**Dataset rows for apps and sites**
□ □ □
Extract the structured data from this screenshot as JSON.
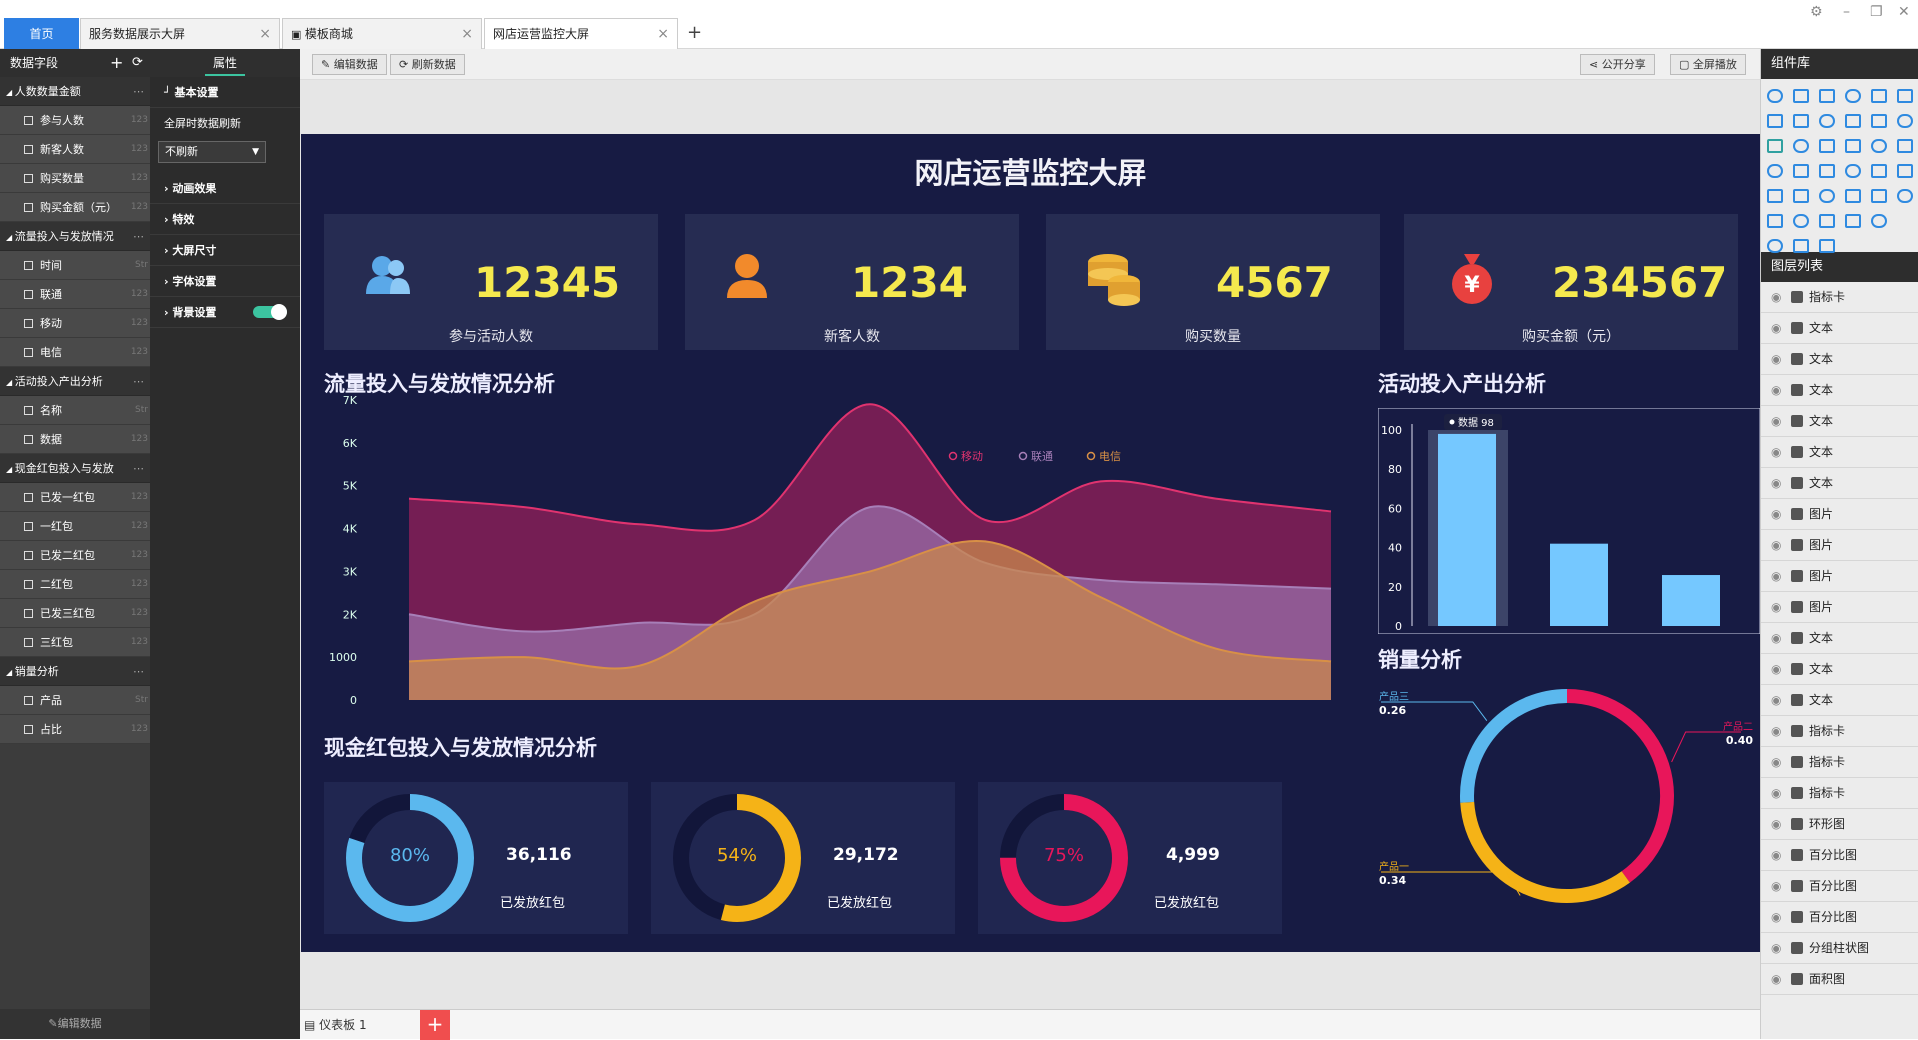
{
  "tabs": [
    {
      "label": "首页"
    },
    {
      "label": "服务数据展示大屏"
    },
    {
      "label": "模板商城"
    },
    {
      "label": "网店运营监控大屏"
    }
  ],
  "tab_add": "+",
  "left": {
    "title": "数据字段",
    "add": "+",
    "refresh": "⟳",
    "groups": [
      {
        "label": "人数数量金额",
        "fields": [
          {
            "label": "参与人数",
            "type": "123"
          },
          {
            "label": "新客人数",
            "type": "123"
          },
          {
            "label": "购买数量",
            "type": "123"
          },
          {
            "label": "购买金额（元）",
            "type": "123"
          }
        ]
      },
      {
        "label": "流量投入与发放情况",
        "fields": [
          {
            "label": "时间",
            "type": "Str"
          },
          {
            "label": "联通",
            "type": "123"
          },
          {
            "label": "移动",
            "type": "123"
          },
          {
            "label": "电信",
            "type": "123"
          }
        ]
      },
      {
        "label": "活动投入产出分析",
        "fields": [
          {
            "label": "名称",
            "type": "Str"
          },
          {
            "label": "数据",
            "type": "123"
          }
        ]
      },
      {
        "label": "现金红包投入与发放",
        "fields": [
          {
            "label": "已发一红包",
            "type": "123"
          },
          {
            "label": "一红包",
            "type": "123"
          },
          {
            "label": "已发二红包",
            "type": "123"
          },
          {
            "label": "二红包",
            "type": "123"
          },
          {
            "label": "已发三红包",
            "type": "123"
          },
          {
            "label": "三红包",
            "type": "123"
          }
        ]
      },
      {
        "label": "销量分析",
        "fields": [
          {
            "label": "产品",
            "type": "Str"
          },
          {
            "label": "占比",
            "type": "123"
          }
        ]
      }
    ],
    "footer": "编辑数据"
  },
  "props": {
    "tab": "属性",
    "basic": "基本设置",
    "refresh_label": "全屏时数据刷新",
    "refresh_value": "不刷新",
    "sections": [
      "动画效果",
      "特效",
      "大屏尺寸",
      "字体设置",
      "背景设置"
    ]
  },
  "toolbar": {
    "edit": "编辑数据",
    "refresh": "刷新数据",
    "share": "公开分享",
    "fullscreen": "全屏播放"
  },
  "screen": {
    "title": "网店运营监控大屏",
    "kpis": [
      {
        "value": "12345",
        "label": "参与活动人数",
        "icon": "users-icon",
        "color": "#5aa8e8"
      },
      {
        "value": "1234",
        "label": "新客人数",
        "icon": "user-icon",
        "color": "#f28a2b"
      },
      {
        "value": "4567",
        "label": "购买数量",
        "icon": "coins-icon",
        "color": "#f0b63a"
      },
      {
        "value": "234567",
        "label": "购买金额（元）",
        "icon": "money-bag-icon",
        "color": "#e8413f"
      }
    ],
    "area_title": "流量投入与发放情况分析",
    "bar_title": "活动投入产出分析",
    "rings_title": "现金红包投入与发放情况分析",
    "pie_title": "销量分析",
    "rings": [
      {
        "pct": "80%",
        "value": "36,116",
        "label": "已发放红包",
        "fraction": 0.8,
        "color": "#5bb8ee"
      },
      {
        "pct": "54%",
        "value": "29,172",
        "label": "已发放红包",
        "fraction": 0.54,
        "color": "#f5b317"
      },
      {
        "pct": "75%",
        "value": "4,999",
        "label": "已发放红包",
        "fraction": 0.75,
        "color": "#e8165a"
      }
    ]
  },
  "chart_data": [
    {
      "type": "area",
      "title": "流量投入与发放情况分析",
      "ylim": [
        0,
        7000
      ],
      "yticks": [
        "0",
        "1000",
        "2K",
        "3K",
        "4K",
        "5K",
        "6K",
        "7K"
      ],
      "legend_position": "top-right",
      "series": [
        {
          "name": "移动",
          "color": "#e0336f",
          "values": [
            4700,
            4500,
            4100,
            4200,
            6900,
            4200,
            5100,
            4700,
            4400
          ]
        },
        {
          "name": "联通",
          "color": "#a77fb8",
          "values": [
            2000,
            1600,
            1800,
            2000,
            4500,
            3200,
            2800,
            2700,
            2600
          ]
        },
        {
          "name": "电信",
          "color": "#d89046",
          "values": [
            900,
            1000,
            800,
            2300,
            3000,
            3700,
            2400,
            1200,
            900
          ]
        }
      ]
    },
    {
      "type": "bar",
      "title": "活动投入产出分析",
      "ylim": [
        0,
        100
      ],
      "yticks": [
        "0",
        "20",
        "40",
        "60",
        "80",
        "100"
      ],
      "values": [
        98,
        42,
        26
      ],
      "tooltip": "数据 98",
      "color": "#75c8ff"
    },
    {
      "type": "pie",
      "title": "销量分析",
      "slices": [
        {
          "name": "产品三",
          "value": "0.26",
          "color": "#5bb8ee"
        },
        {
          "name": "产品二",
          "value": "0.40",
          "color": "#e8165a"
        },
        {
          "name": "产品一",
          "value": "0.34",
          "color": "#f5b317"
        }
      ]
    }
  ],
  "right": {
    "components_title": "组件库",
    "layers_title": "图层列表",
    "layers": [
      {
        "label": "指标卡"
      },
      {
        "label": "文本"
      },
      {
        "label": "文本"
      },
      {
        "label": "文本"
      },
      {
        "label": "文本"
      },
      {
        "label": "文本"
      },
      {
        "label": "文本"
      },
      {
        "label": "图片"
      },
      {
        "label": "图片"
      },
      {
        "label": "图片"
      },
      {
        "label": "图片"
      },
      {
        "label": "文本"
      },
      {
        "label": "文本"
      },
      {
        "label": "文本"
      },
      {
        "label": "指标卡"
      },
      {
        "label": "指标卡"
      },
      {
        "label": "指标卡"
      },
      {
        "label": "环形图"
      },
      {
        "label": "百分比图"
      },
      {
        "label": "百分比图"
      },
      {
        "label": "百分比图"
      },
      {
        "label": "分组柱状图"
      },
      {
        "label": "面积图"
      }
    ]
  },
  "bottom": {
    "dashboard": "仪表板 1",
    "add": "+"
  }
}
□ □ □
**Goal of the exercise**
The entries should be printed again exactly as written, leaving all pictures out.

**Output for this task**
Extract the structured data from this screenshot as JSON.
{
  "tabs": [
    {
      "label": "首页"
    },
    {
      "label": "服务数据展示大屏"
    },
    {
      "label": "模板商城"
    },
    {
      "label": "网店运营监控大屏"
    }
  ],
  "tab_add": "+",
  "left": {
    "title": "数据字段",
    "add": "+",
    "refresh": "⟳",
    "groups": [
      {
        "label": "人数数量金额",
        "fields": [
          {
            "label": "参与人数",
            "type": "123"
          },
          {
            "label": "新客人数",
            "type": "123"
          },
          {
            "label": "购买数量",
            "type": "123"
          },
          {
            "label": "购买金额（元）",
            "type": "123"
          }
        ]
      },
      {
        "label": "流量投入与发放情况",
        "fields": [
          {
            "label": "时间",
            "type": "Str"
          },
          {
            "label": "联通",
            "type": "123"
          },
          {
            "label": "移动",
            "type": "123"
          },
          {
            "label": "电信",
            "type": "123"
          }
        ]
      },
      {
        "label": "活动投入产出分析",
        "fields": [
          {
            "label": "名称",
            "type": "Str"
          },
          {
            "label": "数据",
            "type": "123"
          }
        ]
      },
      {
        "label": "现金红包投入与发放",
        "fields": [
          {
            "label": "已发一红包",
            "type": "123"
          },
          {
            "label": "一红包",
            "type": "123"
          },
          {
            "label": "已发二红包",
            "type": "123"
          },
          {
            "label": "二红包",
            "type": "123"
          },
          {
            "label": "已发三红包",
            "type": "123"
          },
          {
            "label": "三红包",
            "type": "123"
          }
        ]
      },
      {
        "label": "销量分析",
        "fields": [
          {
            "label": "产品",
            "type": "Str"
          },
          {
            "label": "占比",
            "type": "123"
          }
        ]
      }
    ],
    "footer": "编辑数据"
  },
  "props": {
    "tab": "属性",
    "basic": "基本设置",
    "refresh_label": "全屏时数据刷新",
    "refresh_value": "不刷新",
    "sections": [
      "动画效果",
      "特效",
      "大屏尺寸",
      "字体设置",
      "背景设置"
    ]
  },
  "toolbar": {
    "edit": "编辑数据",
    "refresh": "刷新数据",
    "share": "公开分享",
    "fullscreen": "全屏播放"
  },
  "screen": {
    "title": "网店运营监控大屏",
    "kpis": [
      {
        "value": "12345",
        "label": "参与活动人数",
        "icon": "users-icon",
        "color": "#5aa8e8"
      },
      {
        "value": "1234",
        "label": "新客人数",
        "icon": "user-icon",
        "color": "#f28a2b"
      },
      {
        "value": "4567",
        "label": "购买数量",
        "icon": "coins-icon",
        "color": "#f0b63a"
      },
      {
        "value": "234567",
        "label": "购买金额（元）",
        "icon": "money-bag-icon",
        "color": "#e8413f"
      }
    ],
    "area_title": "流量投入与发放情况分析",
    "bar_title": "活动投入产出分析",
    "rings_title": "现金红包投入与发放情况分析",
    "pie_title": "销量分析",
    "rings": [
      {
        "pct": "80%",
        "value": "36,116",
        "label": "已发放红包",
        "fraction": 0.8,
        "color": "#5bb8ee"
      },
      {
        "pct": "54%",
        "value": "29,172",
        "label": "已发放红包",
        "fraction": 0.54,
        "color": "#f5b317"
      },
      {
        "pct": "75%",
        "value": "4,999",
        "label": "已发放红包",
        "fraction": 0.75,
        "color": "#e8165a"
      }
    ]
  },
  "chart_data": [
    {
      "type": "area",
      "title": "流量投入与发放情况分析",
      "ylim": [
        0,
        7000
      ],
      "yticks": [
        "0",
        "1000",
        "2K",
        "3K",
        "4K",
        "5K",
        "6K",
        "7K"
      ],
      "legend_position": "top-right",
      "series": [
        {
          "name": "移动",
          "color": "#e0336f",
          "values": [
            4700,
            4500,
            4100,
            4200,
            6900,
            4200,
            5100,
            4700,
            4400
          ]
        },
        {
          "name": "联通",
          "color": "#a77fb8",
          "values": [
            2000,
            1600,
            1800,
            2000,
            4500,
            3200,
            2800,
            2700,
            2600
          ]
        },
        {
          "name": "电信",
          "color": "#d89046",
          "values": [
            900,
            1000,
            800,
            2300,
            3000,
            3700,
            2400,
            1200,
            900
          ]
        }
      ]
    },
    {
      "type": "bar",
      "title": "活动投入产出分析",
      "ylim": [
        0,
        100
      ],
      "yticks": [
        "0",
        "20",
        "40",
        "60",
        "80",
        "100"
      ],
      "values": [
        98,
        42,
        26
      ],
      "tooltip": "数据 98",
      "color": "#75c8ff"
    },
    {
      "type": "pie",
      "title": "销量分析",
      "slices": [
        {
          "name": "产品三",
          "value": "0.26",
          "color": "#5bb8ee"
        },
        {
          "name": "产品二",
          "value": "0.40",
          "color": "#e8165a"
        },
        {
          "name": "产品一",
          "value": "0.34",
          "color": "#f5b317"
        }
      ]
    }
  ],
  "right": {
    "components_title": "组件库",
    "layers_title": "图层列表",
    "layers": [
      {
        "label": "指标卡"
      },
      {
        "label": "文本"
      },
      {
        "label": "文本"
      },
      {
        "label": "文本"
      },
      {
        "label": "文本"
      },
      {
        "label": "文本"
      },
      {
        "label": "文本"
      },
      {
        "label": "图片"
      },
      {
        "label": "图片"
      },
      {
        "label": "图片"
      },
      {
        "label": "图片"
      },
      {
        "label": "文本"
      },
      {
        "label": "文本"
      },
      {
        "label": "文本"
      },
      {
        "label": "指标卡"
      },
      {
        "label": "指标卡"
      },
      {
        "label": "指标卡"
      },
      {
        "label": "环形图"
      },
      {
        "label": "百分比图"
      },
      {
        "label": "百分比图"
      },
      {
        "label": "百分比图"
      },
      {
        "label": "分组柱状图"
      },
      {
        "label": "面积图"
      }
    ]
  },
  "bottom": {
    "dashboard": "仪表板 1",
    "add": "+"
  }
}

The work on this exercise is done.